On the eastern corridor of Lyons, a partnership has submitted a proposal to purchase town-owned land for an agricultural and business development that includes 45 affordable rental units built and managed by Thistle, a community non-profit. This proposal is still in process with the town, and no formal actions have yet been taken by the trustees. For details, see a previous column: Trustees interested, but request more info about agriculture/affordable housing proposal.

To discuss negotiating other possible sales agreements related to other smaller parcels in the Town of Lyons, the trustees held an executive session (closed to the public) at the end of the Feb. 5 meeting. Real estate agreement negotiations are covered under the State of Colorado sunshine laws.

The federal Low Income Housing Tax Credit (LIHTC) program is another source of funding that could help developers build housing that is available at lower cost. A deadline for a higher subsidy of tax credits to cover 70 percent of the units in a project (also referred to as “9 percent tax credits”) is approaching this spring. For details about LIHTC, see www.chfainfo.com/arh/lihtc/overview.

“The 9 percent tax credits are what make the small projects work,” Mayor Sullivan said. “The Bell property and the [RFP proposal for the town-owned land on the] eastern corridor are the two proposals that we want to look at to find out if they are viable for affordable housing.”

The Town of Lyons currently has a total of 26 permanently affordable rentals (already in Lyons before the September 2013 flood): eight apartments at Bloomfield Place near the Stone Cup cafe, 12 apartments at Walter Self Senior Housing near the post office, and six apartments at Mountain Gate on 2nd Ave. 

The only in-progress, post-flood affordable housing is at 2nd Avenue and Park Street where Habitat for Humanity of the St. Vrain Valley is building six for-sale homes (in three duplexes) on land the non-profit purchased at the end of 2016. To volunteer, sign up at www.stvrainhabitat.org/construction.
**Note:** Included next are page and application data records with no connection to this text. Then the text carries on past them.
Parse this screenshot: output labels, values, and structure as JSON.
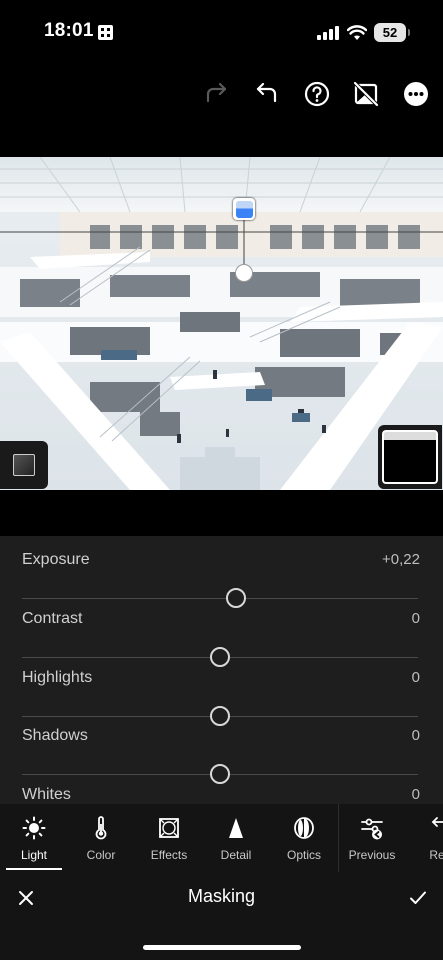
{
  "status_bar": {
    "time": "18:01",
    "battery": "52"
  },
  "toolbar": {
    "redo_icon": "redo-icon",
    "undo_icon": "undo-icon",
    "help_icon": "help-icon",
    "compare_icon": "compare-icon",
    "more_icon": "more-icon"
  },
  "adjustments": [
    {
      "label": "Exposure",
      "value": "+0,22",
      "level": 0.54
    },
    {
      "label": "Contrast",
      "value": "0",
      "level": 0.5
    },
    {
      "label": "Highlights",
      "value": "0",
      "level": 0.5
    },
    {
      "label": "Shadows",
      "value": "0",
      "level": 0.5
    },
    {
      "label": "Whites",
      "value": "0",
      "level": 0.5
    }
  ],
  "tabs": [
    {
      "label": "Light",
      "icon": "sun-icon",
      "active": true
    },
    {
      "label": "Color",
      "icon": "thermometer-icon",
      "active": false
    },
    {
      "label": "Effects",
      "icon": "vignette-icon",
      "active": false
    },
    {
      "label": "Detail",
      "icon": "triangle-icon",
      "active": false
    },
    {
      "label": "Optics",
      "icon": "lens-icon",
      "active": false
    },
    {
      "label": "Previous",
      "icon": "sliders-icon",
      "active": false
    },
    {
      "label": "Res",
      "icon": "reset-icon",
      "active": false
    }
  ],
  "bottom_bar": {
    "title": "Masking"
  },
  "colors": {
    "background": "#000000",
    "panel": "#1e1e1e",
    "tab_bar": "#141414",
    "pin_blue": "#3b82f6"
  }
}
To get an accurate number of housing stock lost in the September 2013 flood, there are two ways to count. First, according to counts of Town of Lyons water taps/customer accounts, 94 customer accounts were lost after the flood (taking into account the 32 homes in Riverbend Mobile Home Park that were originally part of one water tap). However, some of those customer accounts were on Apple Valley Road (not in town limits), and some lots in town have more than one water tap/customer account. A second way to count is the number of flood-damaged homes in the Town of Lyons lost to both the federal buyout programs and to the changed use of the Riverbend Mobile Home Park property to an event venue (rezoned for commercial use), which totals 76 lost residential units. Federal buyouts totaled 44 units – including all residential units in the Foothills Mobile Home Park – and there were also 32 families who lost homes in the Riverbend Mobile Home Park, which was rezoned as a commercial wedding and lodging venue after the flood.
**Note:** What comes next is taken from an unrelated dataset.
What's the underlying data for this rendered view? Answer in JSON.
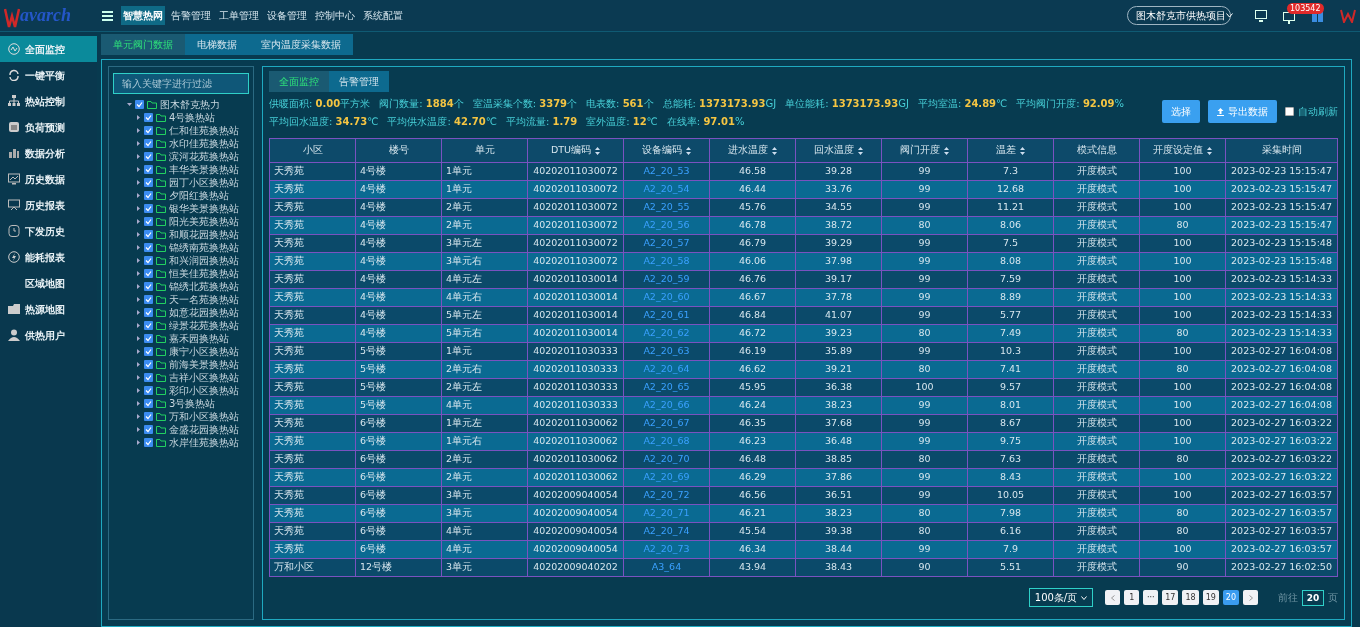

This column is a weekly commentary (opinion column) in the Lyons Recorder about affordable housing after the September 2013 flood disaster in Lyons. If you have any questions, comments, or complaints about this column, please contact me directly at areinholds @ hotmail.com. For a history of post-flood efforts for affordable housing in Lyons, you can read previous columns from both Lyons-area newspapers posted on my blog at lyonscoloradonews.wordpress.com.